● PROMPT
For this exercise, retype all the data exactly and exclude every image.

● MATERIAL SHOWN
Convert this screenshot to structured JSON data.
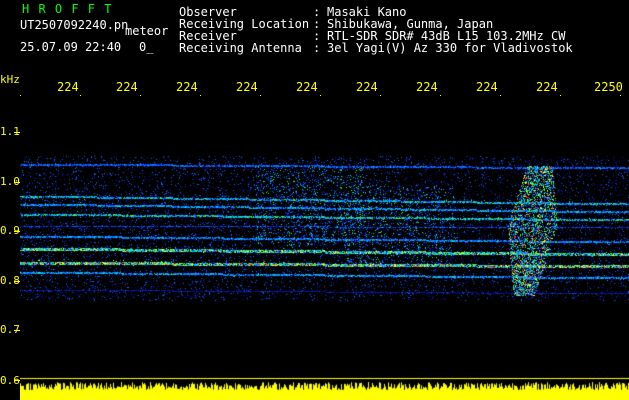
{
  "header": {
    "logo": "H R O F F T",
    "filename": "UT2507092240.pn",
    "type": "meteor",
    "datetime": "25.07.09 22:40",
    "marker": "0_",
    "rows": [
      {
        "label": "Observer",
        "sep": ":",
        "value": "Masaki Kano"
      },
      {
        "label": "Receiving Location",
        "sep": ":",
        "value": "Shibukawa, Gunma, Japan"
      },
      {
        "label": "Receiver",
        "sep": ":",
        "value": "RTL-SDR SDR# 43dB L15 103.2MHz CW"
      },
      {
        "label": "Receiving Antenna",
        "sep": ":",
        "value": "3el Yagi(V) Az 330 for Vladivostok"
      }
    ]
  },
  "axes": {
    "y_unit": "kHz",
    "y_ticks": [
      "1.1",
      "1.0",
      "0.9",
      "0.8",
      "0.7",
      "0.6"
    ],
    "x_ticks": [
      "224",
      "224",
      "224",
      "224",
      "224",
      "224",
      "224",
      "224",
      "224",
      "2250"
    ]
  },
  "colors": {
    "axis": "#ffff00",
    "logo": "#00ff00",
    "text": "#ffffff",
    "background": "#000000"
  }
}
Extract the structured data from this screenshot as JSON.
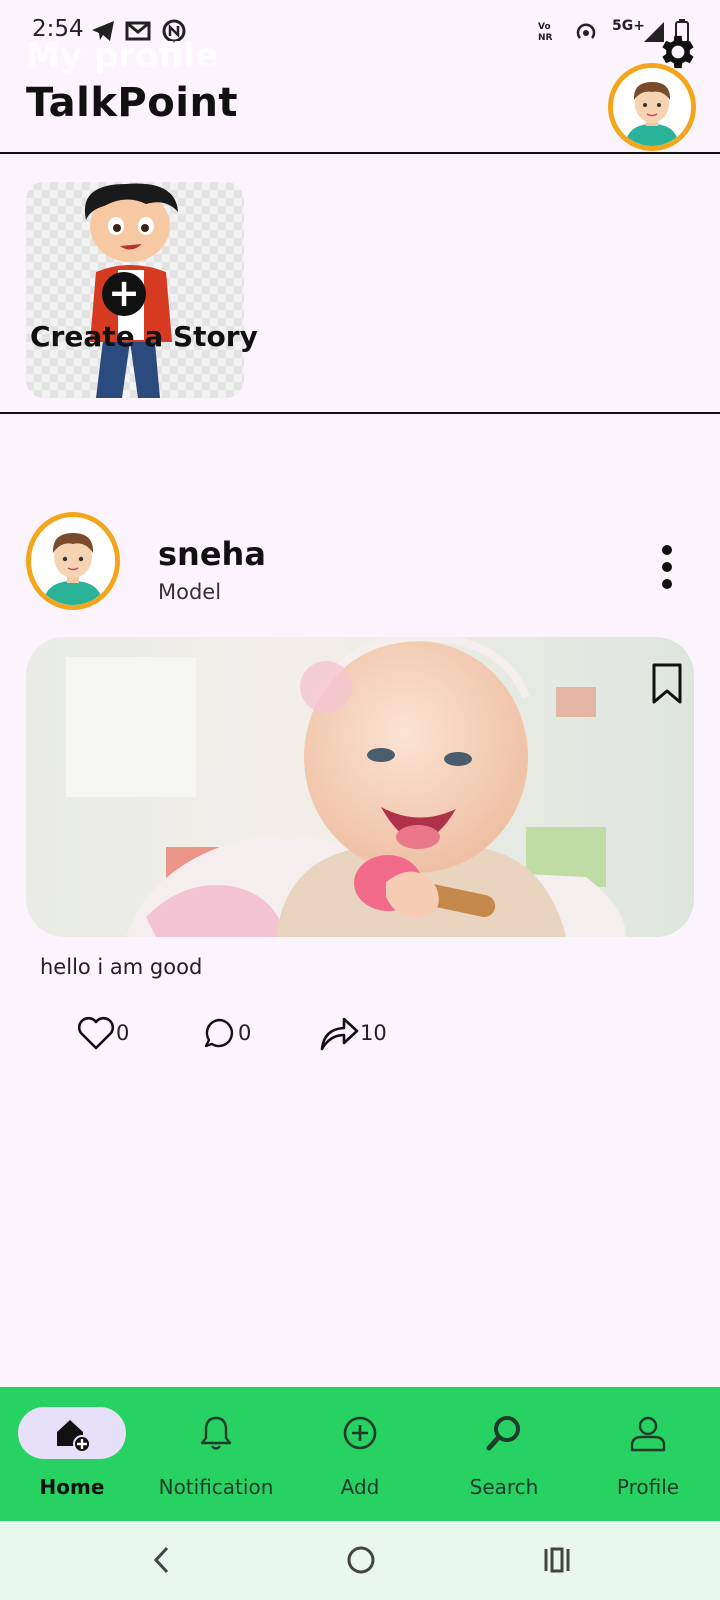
{
  "status_bar": {
    "time": "2:54",
    "network": "5G+"
  },
  "header": {
    "ghost_title": "My profile",
    "app_title": "TalkPoint"
  },
  "story": {
    "label": "Create a Story"
  },
  "post": {
    "username": "sneha",
    "role": "Model",
    "caption": "hello i am good",
    "likes": "0",
    "comments": "0",
    "shares": "10"
  },
  "bottom_nav": {
    "items": [
      {
        "label": "Home",
        "icon": "home-add-icon",
        "active": true
      },
      {
        "label": "Notification",
        "icon": "bell-icon"
      },
      {
        "label": "Add",
        "icon": "add-circle-icon"
      },
      {
        "label": "Search",
        "icon": "search-icon"
      },
      {
        "label": "Profile",
        "icon": "person-icon"
      }
    ]
  },
  "colors": {
    "accent_green": "#27d263",
    "avatar_ring": "#f4a51c",
    "background": "#fcf4fc"
  }
}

● OUTPUT FOR THIS EXERCISE
Convert this screenshot to structured JSON data.
{
  "header": {
    "logo": "H R O F F T",
    "filename": "UT2507092240.pn",
    "type": "meteor",
    "datetime": "25.07.09 22:40",
    "marker": "0_",
    "rows": [
      {
        "label": "Observer",
        "sep": ":",
        "value": "Masaki Kano"
      },
      {
        "label": "Receiving Location",
        "sep": ":",
        "value": "Shibukawa, Gunma, Japan"
      },
      {
        "label": "Receiver",
        "sep": ":",
        "value": "RTL-SDR SDR# 43dB L15 103.2MHz CW"
      },
      {
        "label": "Receiving Antenna",
        "sep": ":",
        "value": "3el Yagi(V) Az 330 for Vladivostok"
      }
    ]
  },
  "axes": {
    "y_unit": "kHz",
    "y_ticks": [
      "1.1",
      "1.0",
      "0.9",
      "0.8",
      "0.7",
      "0.6"
    ],
    "x_ticks": [
      "224",
      "224",
      "224",
      "224",
      "224",
      "224",
      "224",
      "224",
      "224",
      "2250"
    ]
  },
  "colors": {
    "axis": "#ffff00",
    "logo": "#00ff00",
    "text": "#ffffff",
    "background": "#000000"
  }
}
Extract the structured data from this screenshot as JSON.
{
  "status_bar": {
    "time": "2:54",
    "network": "5G+"
  },
  "header": {
    "ghost_title": "My profile",
    "app_title": "TalkPoint"
  },
  "story": {
    "label": "Create a Story"
  },
  "post": {
    "username": "sneha",
    "role": "Model",
    "caption": "hello i am good",
    "likes": "0",
    "comments": "0",
    "shares": "10"
  },
  "bottom_nav": {
    "items": [
      {
        "label": "Home",
        "icon": "home-add-icon",
        "active": true
      },
      {
        "label": "Notification",
        "icon": "bell-icon"
      },
      {
        "label": "Add",
        "icon": "add-circle-icon"
      },
      {
        "label": "Search",
        "icon": "search-icon"
      },
      {
        "label": "Profile",
        "icon": "person-icon"
      }
    ]
  },
  "colors": {
    "accent_green": "#27d263",
    "avatar_ring": "#f4a51c",
    "background": "#fcf4fc"
  }
}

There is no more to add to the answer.